The vast selection of sake – at least 100 labels at any time, curated by head sommelier Hardev Singh – is proudly displayed in an impressive glass-walled chiller that greets you the moment you step into the restaurant. Besides the usual Kyoto and Niigata regions, BAM! carries bottles from smaller breweries in Shizuoka and Tochigi for $80 to $888. Thirteen sake labels, including one shochu and one umeshu option, are available by the glass ($8-$18) and, if you’re looking to get boozed up, 300-mililitre carafes ($30-$55).
Try this The smooth, fruity and dry Inaba Stella Junmai Daiginjo ($17/glass, $51/carafe, $120/bottle) goes well with the cold capellini with sakura ebi and uni dish ($42), as well as the kampong egg with baby sotong and chorizo ($25).
Paper lanterns and noren usher you into a dingy-in-a-good-way izakaya that feels like it’s straight out of a Tokyo back alley. Yes, the owners of ShuKuu are freshening up the post-work drinking scene of our CBD with a slice of life from the Japanese capital – but rather than pints of Asahi, sake’s the order of the day.
Don’t bother with the menu. It changes so frequently that, as head sommelier Luis Liu says, it might not even be updated – ask for recommendations instead. As Liu points out, there are over 3,000 sake breweries in Japan. So rather than limiting ShuKuu’s selection to regions or types of sake, he looks to trends in Japan to bring in new sakes to suit the food, occasion and mood. But at any given time, ShuKuu carries about 50 labels with three expressions sold by the glass ($7-$10) and the others by the bottle ($108-$258).

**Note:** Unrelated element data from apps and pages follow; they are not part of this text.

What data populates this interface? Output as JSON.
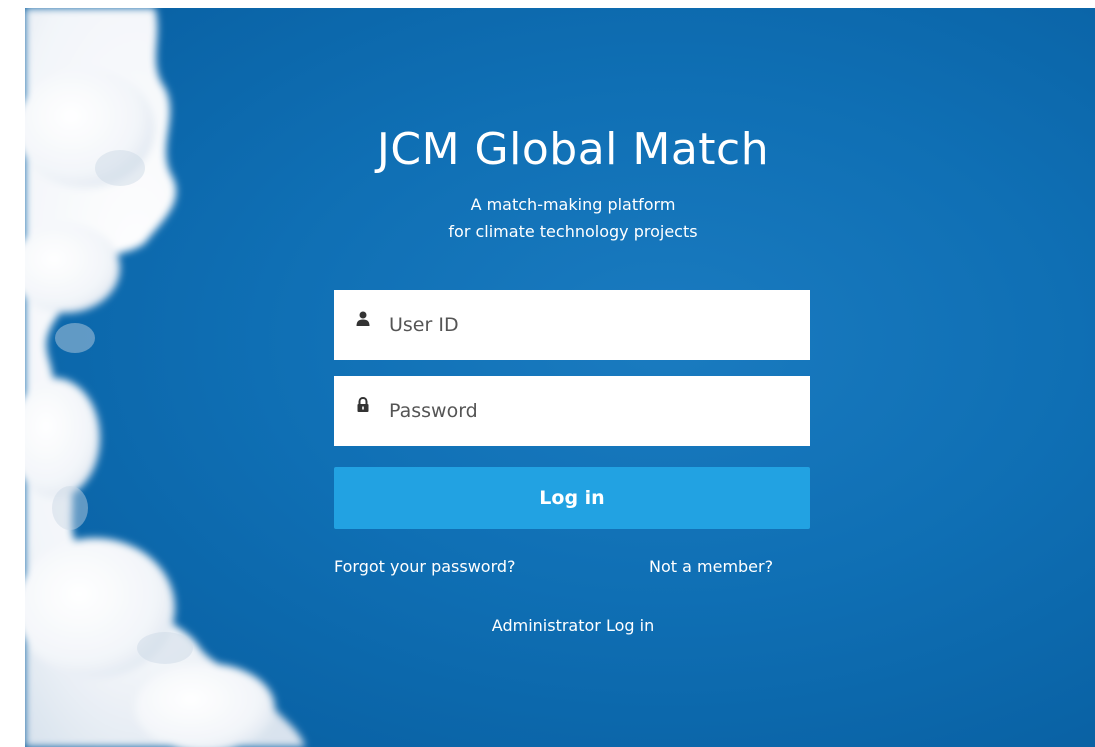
{
  "brand": {
    "title": "JCM Global Match",
    "subtitle_line1": "A match-making platform",
    "subtitle_line2": "for climate technology projects"
  },
  "form": {
    "user_id": {
      "placeholder": "User ID",
      "value": "",
      "icon": "user-icon"
    },
    "password": {
      "placeholder": "Password",
      "value": "",
      "icon": "lock-icon"
    },
    "login_label": "Log in"
  },
  "links": {
    "forgot_password": "Forgot your password?",
    "not_member": "Not a member?",
    "admin_login": "Administrator Log in"
  },
  "colors": {
    "sky_blue": "#0f6fb4",
    "button_blue": "#22a2e2",
    "text": "#ffffff"
  }
}
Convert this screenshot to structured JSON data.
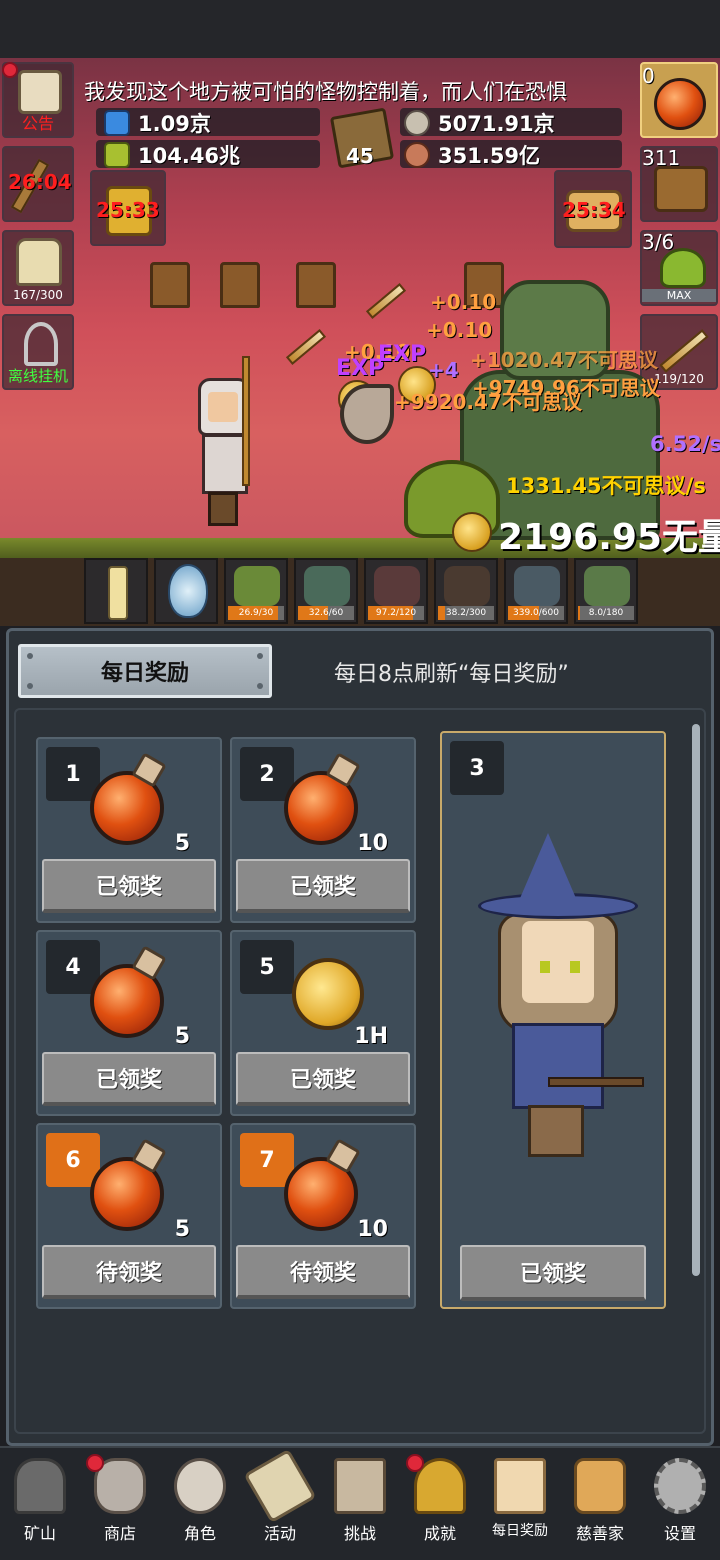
{
  "ticker": "我发现这个地方被可怕的怪物控制着，而人们在恐惧",
  "resources": {
    "potion_blue": "1.09京",
    "potion_green": "104.46兆",
    "book_count": "45",
    "stone": "5071.91京",
    "meat": "351.59亿"
  },
  "left_side": {
    "notice_label": "公告",
    "torch_timer": "26:04",
    "beer_count": "167/300",
    "offline_label": "离线挂机",
    "golden_chest_timer": "25:33"
  },
  "right_side": {
    "potion_count": "0",
    "chest_count": "311",
    "slime_count": "3/6",
    "slime_badge": "MAX",
    "sword_count": "119/120",
    "chest_timer": "25:34"
  },
  "battle": {
    "float_texts": [
      "+0.10",
      "+0.10",
      "+0.10",
      "EXP",
      "EXP",
      "+4",
      "+9749.96不可思议",
      "+9920.47不可思议",
      "+1020.47不可思议"
    ],
    "dps_purple": "6.52/s",
    "dps_gold": "1331.45不可思议/s",
    "gold_total": "2196.95无量"
  },
  "monsters": [
    {
      "hp": "26.9/30",
      "fill": 0.9,
      "color": "#6a8a38"
    },
    {
      "hp": "32.6/60",
      "fill": 0.54,
      "color": "#4a6a5a"
    },
    {
      "hp": "97.2/120",
      "fill": 0.81,
      "color": "#5a3a3a"
    },
    {
      "hp": "38.2/300",
      "fill": 0.13,
      "color": "#4a3a30"
    },
    {
      "hp": "339.0/600",
      "fill": 0.56,
      "color": "#4a5a64"
    },
    {
      "hp": "8.0/180",
      "fill": 0.04,
      "color": "#5a7a48"
    }
  ],
  "reward": {
    "tab_label": "每日奖励",
    "refresh_note": "每日8点刷新“每日奖励”",
    "cards": [
      {
        "num": "1",
        "item": "potion",
        "qty": "5",
        "btn": "已领奖",
        "pending": false
      },
      {
        "num": "2",
        "item": "potion",
        "qty": "10",
        "btn": "已领奖",
        "pending": false
      },
      {
        "num": "4",
        "item": "potion",
        "qty": "5",
        "btn": "已领奖",
        "pending": false
      },
      {
        "num": "5",
        "item": "coin",
        "qty": "1H",
        "btn": "已领奖",
        "pending": false
      },
      {
        "num": "6",
        "item": "potion",
        "qty": "5",
        "btn": "待领奖",
        "pending": true
      },
      {
        "num": "7",
        "item": "potion",
        "qty": "10",
        "btn": "待领奖",
        "pending": true
      }
    ],
    "big_card": {
      "num": "3",
      "btn": "已领奖"
    }
  },
  "nav": [
    {
      "label": "矿山",
      "icon": "lantern-icon",
      "dot": false
    },
    {
      "label": "商店",
      "icon": "shop-icon",
      "dot": true
    },
    {
      "label": "角色",
      "icon": "skull-icon",
      "dot": false
    },
    {
      "label": "活动",
      "icon": "scroll-icon",
      "dot": false
    },
    {
      "label": "挑战",
      "icon": "map-icon",
      "dot": false
    },
    {
      "label": "成就",
      "icon": "key-icon",
      "dot": true
    },
    {
      "label": "每日奖励",
      "icon": "envelope-icon",
      "dot": false
    },
    {
      "label": "慈善家",
      "icon": "bread-icon",
      "dot": false
    },
    {
      "label": "设置",
      "icon": "gear-icon",
      "dot": false
    }
  ]
}
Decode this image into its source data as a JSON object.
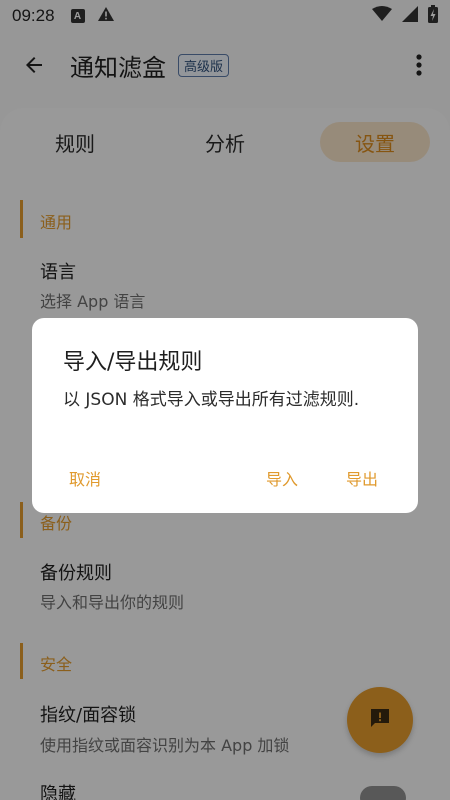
{
  "status_bar": {
    "time": "09:28",
    "a_icon_label": "A"
  },
  "app_bar": {
    "title": "通知滤盒",
    "badge": "高级版"
  },
  "tabs": {
    "rules": "规则",
    "analysis": "分析",
    "settings": "设置"
  },
  "settings": {
    "general": {
      "title": "通用",
      "language": {
        "title": "语言",
        "subtitle": "选择 App 语言"
      }
    },
    "backup": {
      "title": "备份",
      "backup_rules": {
        "title": "备份规则",
        "subtitle": "导入和导出你的规则"
      }
    },
    "security": {
      "title": "安全",
      "lock": {
        "title": "指纹/面容锁",
        "subtitle": "使用指纹或面容识别为本 App 加锁"
      },
      "hide": {
        "title": "隐藏"
      }
    }
  },
  "dialog": {
    "title": "导入/导出规则",
    "body": "以 JSON 格式导入或导出所有过滤规则.",
    "cancel": "取消",
    "import": "导入",
    "export": "导出"
  },
  "colors": {
    "accent": "#e09a2e",
    "tab_highlight": "#f4e0c6",
    "badge_border": "#5c7aa6"
  },
  "icons": {
    "back": "arrow-left-icon",
    "more": "more-vert-icon",
    "fab": "feedback-icon",
    "wifi": "wifi-icon",
    "signal": "signal-icon",
    "battery": "battery-charging-icon",
    "alert": "warning-icon"
  }
}
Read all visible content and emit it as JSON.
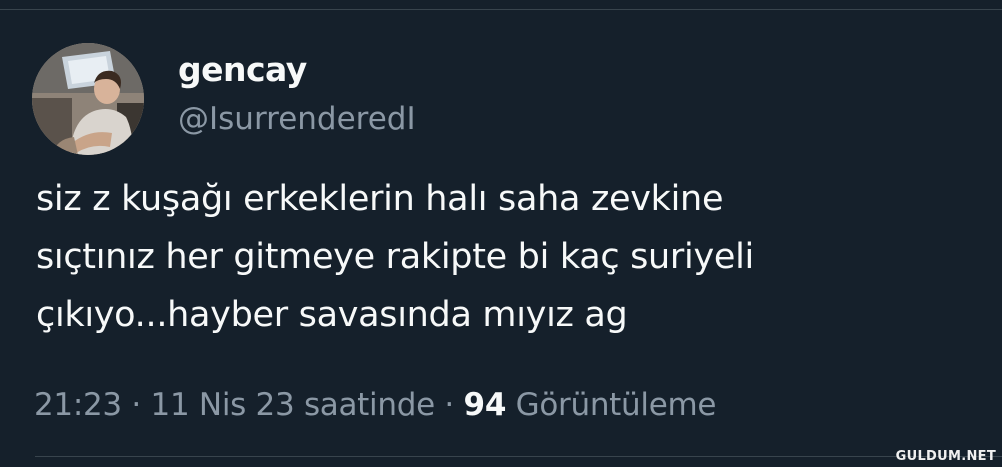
{
  "tweet": {
    "author": {
      "display_name": "gencay",
      "handle": "@IsurrenderedI"
    },
    "text_lines": [
      "siz z kuşağı erkeklerin halı saha zevkine",
      "sıçtınız her gitmeye rakipte bi kaç suriyeli",
      "çıkıyo...hayber savasında mıyız ag"
    ],
    "meta": {
      "time": "21:23",
      "separator": "·",
      "date": "11 Nis 23 saatinde",
      "view_count": "94",
      "view_label": "Görüntüleme"
    }
  },
  "watermark": "GULDUM.NET",
  "colors": {
    "background": "#15202b",
    "primary_text": "#f7f9f9",
    "secondary_text": "#8b98a5"
  }
}
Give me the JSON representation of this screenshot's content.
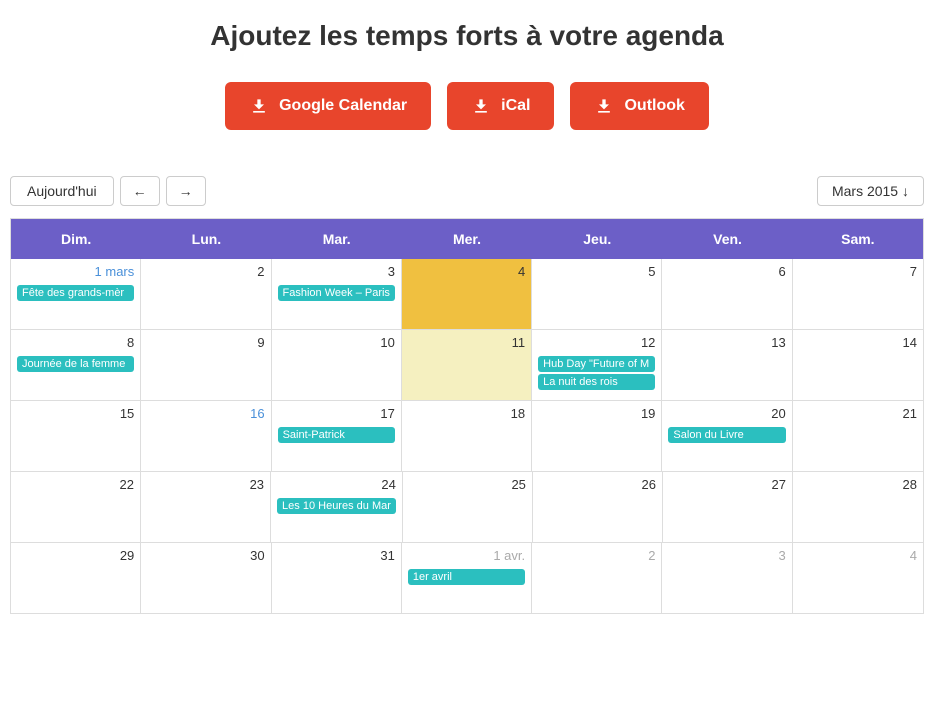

ShuKuu is also serious about educating customers about the culture and history of sake. Monthly sake classes ($60), called ‘Tasting 1,200 years of Japanese sake’, offer sake enthusiasts a tasting set of six premium sakes handpicked by Liu and expertly paired with the izakaya’s dishes.
Try this Sake recommendations are dependent on the food ordered: Sakemire Jumai Ginjyo ($108) is paired with sashimi, Noguchi Honjozo Nama ($108) with char-grilled dishes and Tenzan Jizake Jumai ($138) with fried snacks. All sakes are on 15 percent discount ’til end of the year.